Start by taking advantage of your electronics to locate a break in the depth or some type of underwater structure that offers fish a place to get out of the current and ambush prey. Crankbaits like the Rat-L-Trap and Hoginar are perfect for probing these areas. The crankbaits are easy to feel and stay in contact with, even at increased depths.
Another good method comes from the world of bass fishing – the dropshot rig. This rig consists of a soft plastic rigged several feet above a weight. The hook is tied on with a Palomar knot and the depth of the weight is adjustable. Feeling the strike is made much easier because the weight is located below the lure. The presentation is made by allowing the weight to descend vertically to a productive depth and then simply shaking or quickly raising and lowering the rod tip.

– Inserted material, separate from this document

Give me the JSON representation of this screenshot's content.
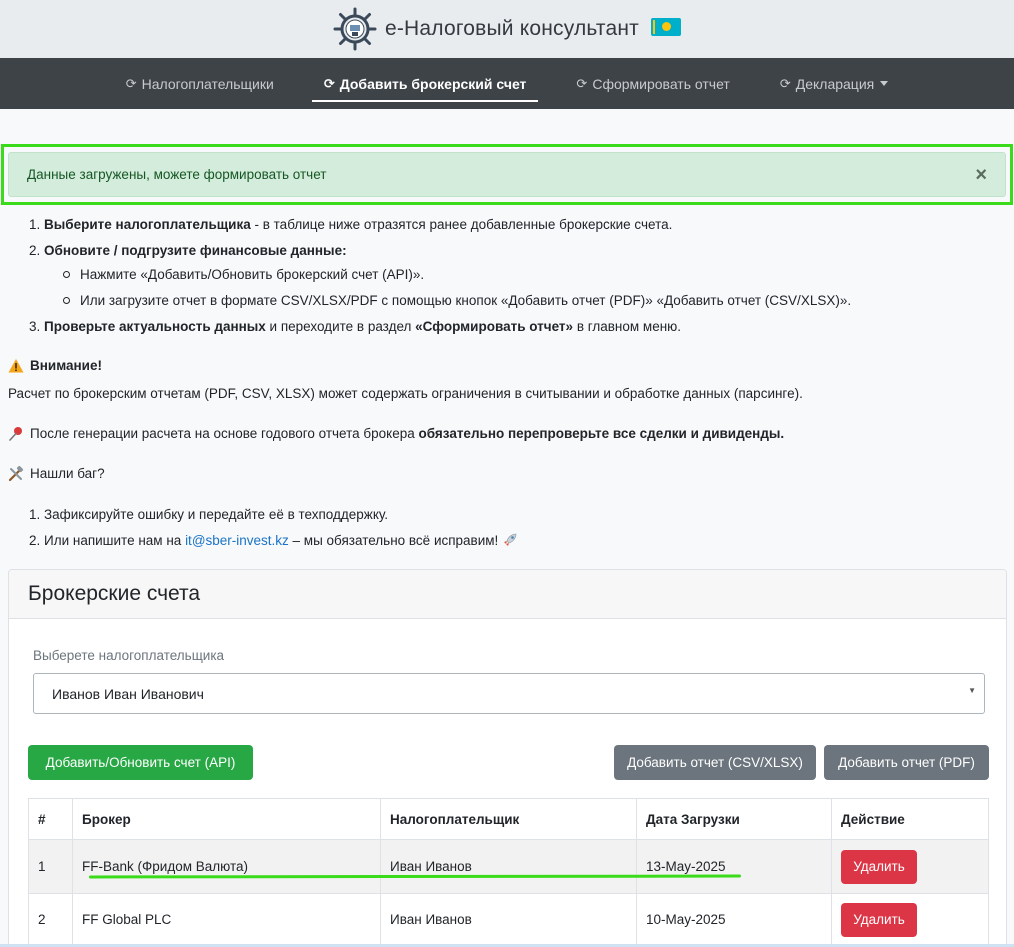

As an alternative to a standard dropshot rig you can also use a jighead rigged with a soft plastic instead of just an ordinary weight or dropshot weight. Old timers will tell you it looks like a “double rig” or “speck rig” but its made to fish vertically instead of being cast into schools of feeding fish and then retrieved horizontally. This works particularly well when fish are suspended over deep shell, a situation that challenges the angler’s ability to fish deep without hanging up on the oyster or clam shell that litter the bottom.

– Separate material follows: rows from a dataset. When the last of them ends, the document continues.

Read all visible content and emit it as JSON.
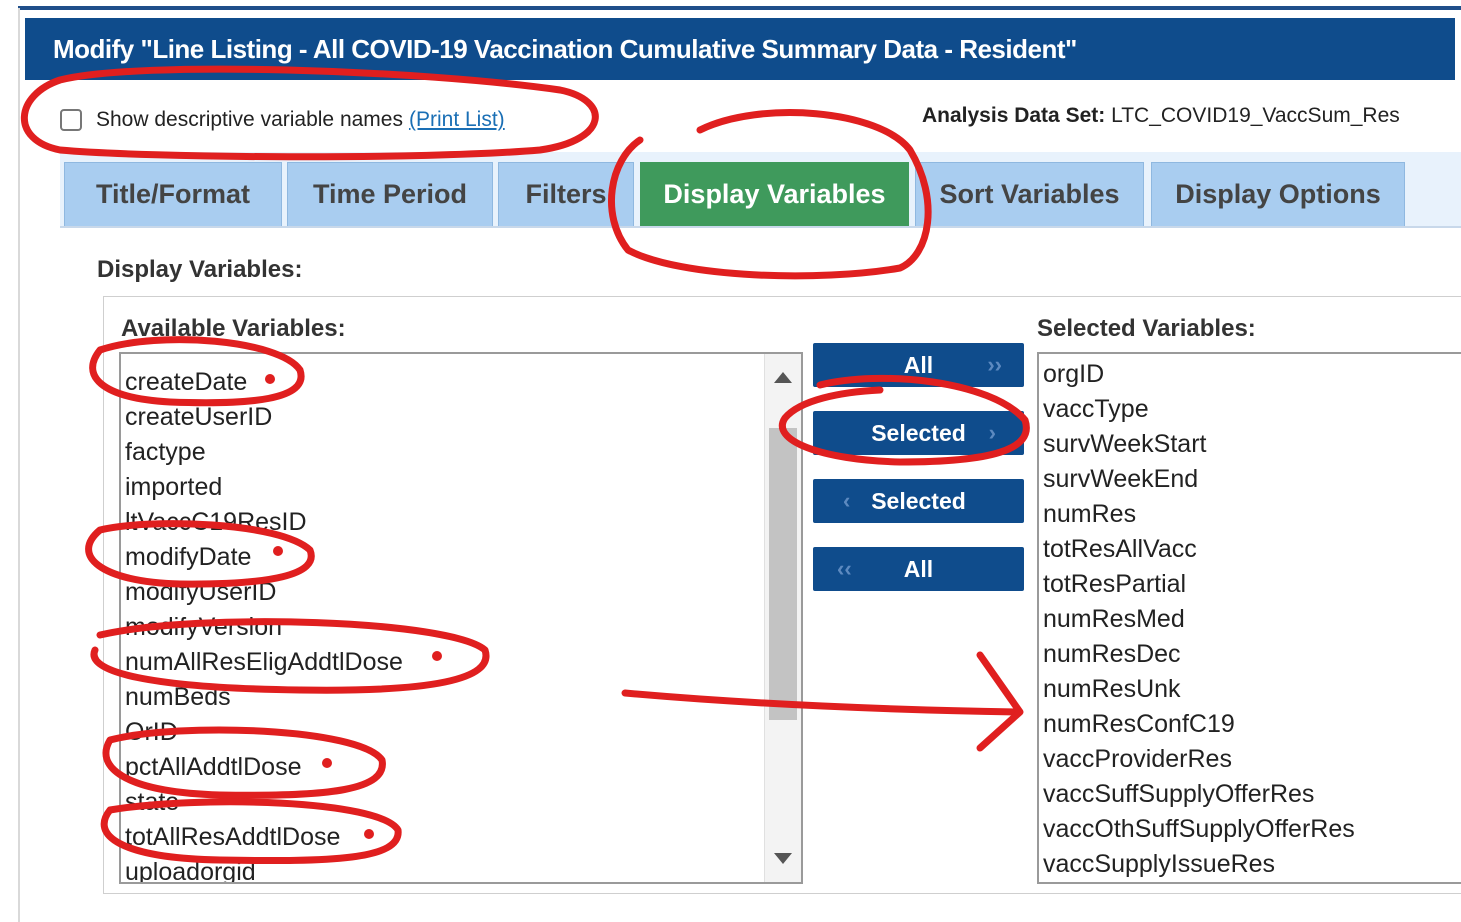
{
  "header": {
    "title": "Modify \"Line Listing - All COVID-19 Vaccination Cumulative Summary Data - Resident\""
  },
  "options": {
    "show_descriptive_label": "Show descriptive variable names",
    "print_list_link": "(Print List)",
    "dataset_label": "Analysis Data Set:",
    "dataset_value": "LTC_COVID19_VaccSum_Res"
  },
  "tabs": [
    {
      "label": "Title/Format"
    },
    {
      "label": "Time Period"
    },
    {
      "label": "Filters"
    },
    {
      "label": "Display Variables",
      "active": true
    },
    {
      "label": "Sort Variables"
    },
    {
      "label": "Display Options"
    }
  ],
  "section_label": "Display Variables:",
  "available": {
    "title": "Available Variables:",
    "items": [
      "createDate",
      "createUserID",
      "factype",
      "imported",
      "ltVaccC19ResID",
      "modifyDate",
      "modifyUserID",
      "modifyVersion",
      "numAllResEligAddtlDose",
      "numBeds",
      "OrID",
      "pctAllAddtlDose",
      "state",
      "totAllResAddtlDose",
      "uploadorgid"
    ]
  },
  "buttons": {
    "add_all": "All",
    "add_selected": "Selected",
    "remove_selected": "Selected",
    "remove_all": "All",
    "right_glyph": "››",
    "right_single_glyph": "›",
    "left_single_glyph": "‹",
    "left_glyph": "‹‹"
  },
  "selected": {
    "title": "Selected Variables:",
    "items": [
      "orgID",
      "vaccType",
      "survWeekStart",
      "survWeekEnd",
      "numRes",
      "totResAllVacc",
      "totResPartial",
      "numResMed",
      "numResDec",
      "numResUnk",
      "numResConfC19",
      "vaccProviderRes",
      "vaccSuffSupplyOfferRes",
      "vaccOthSuffSupplyOfferRes",
      "vaccSupplyIssueRes"
    ]
  },
  "colors": {
    "header": "#0f4c8c",
    "active_tab": "#3f9a5c",
    "tab": "#a9cdf0",
    "annotation": "#e01f1f"
  }
}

Just about anybody can catch fish when the conditions are ideal during these last weeks of the year because it’s almost stupid easy at times. What separates true anglers from average fishermen is when the weather turns bad or the wind cranks up and forces you to seek an alternate plan. The methods previously mentioned are tried and true for this part of the coast but I’m confident they’ll work in just about any location if given a chance. Trust me though when I say that it’s not always easy and some patience is required.
Once you actually experience some success using a deep water technique you will no longer worry as much about picking the perfect day – you have a new weapon in your arsenal. Having the confidence that you can find fish in a wider variety of scenarios will certainly allow you to not only spend more days on the water but to enjoy them as well.
This time of the year will certainly bring us our fair share of cold weather and that will make for some excellent opportunities for those who dare to brave the elements. Take special care to wear warm clothing and a PFD at all times. Hypothermia is no joking matter and if accidents could be predicted they would never happen. Think about that.
Take care, be safe, enjoy December’s angling opportunities, and have a great holiday season.